The records:
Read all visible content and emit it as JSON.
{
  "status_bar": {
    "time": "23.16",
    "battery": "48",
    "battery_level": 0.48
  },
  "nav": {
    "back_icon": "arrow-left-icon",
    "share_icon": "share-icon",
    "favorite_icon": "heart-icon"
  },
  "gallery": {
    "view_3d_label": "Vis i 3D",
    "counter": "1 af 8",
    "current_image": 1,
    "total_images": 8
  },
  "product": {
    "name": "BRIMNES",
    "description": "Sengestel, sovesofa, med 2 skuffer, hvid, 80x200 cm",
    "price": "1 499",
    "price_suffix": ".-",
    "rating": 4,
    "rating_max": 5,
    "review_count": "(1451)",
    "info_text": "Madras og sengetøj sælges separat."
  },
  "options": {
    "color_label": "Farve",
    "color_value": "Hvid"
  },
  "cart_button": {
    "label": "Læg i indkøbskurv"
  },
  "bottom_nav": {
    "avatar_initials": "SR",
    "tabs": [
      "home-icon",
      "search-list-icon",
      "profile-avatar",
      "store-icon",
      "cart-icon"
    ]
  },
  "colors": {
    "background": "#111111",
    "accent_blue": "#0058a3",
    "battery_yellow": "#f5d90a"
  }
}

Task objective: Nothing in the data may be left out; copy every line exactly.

The answer:
Read all visible content and emit it as JSON.
{
  "status_bar": {
    "time": "23.16",
    "battery": "48",
    "battery_level": 0.48
  },
  "nav": {
    "back_icon": "arrow-left-icon",
    "share_icon": "share-icon",
    "favorite_icon": "heart-icon"
  },
  "gallery": {
    "view_3d_label": "Vis i 3D",
    "counter": "1 af 8",
    "current_image": 1,
    "total_images": 8
  },
  "product": {
    "name": "BRIMNES",
    "description": "Sengestel, sovesofa, med 2 skuffer, hvid, 80x200 cm",
    "price": "1 499",
    "price_suffix": ".-",
    "rating": 4,
    "rating_max": 5,
    "review_count": "(1451)",
    "info_text": "Madras og sengetøj sælges separat."
  },
  "options": {
    "color_label": "Farve",
    "color_value": "Hvid"
  },
  "cart_button": {
    "label": "Læg i indkøbskurv"
  },
  "bottom_nav": {
    "avatar_initials": "SR",
    "tabs": [
      "home-icon",
      "search-list-icon",
      "profile-avatar",
      "store-icon",
      "cart-icon"
    ]
  },
  "colors": {
    "background": "#111111",
    "accent_blue": "#0058a3",
    "battery_yellow": "#f5d90a"
  }
}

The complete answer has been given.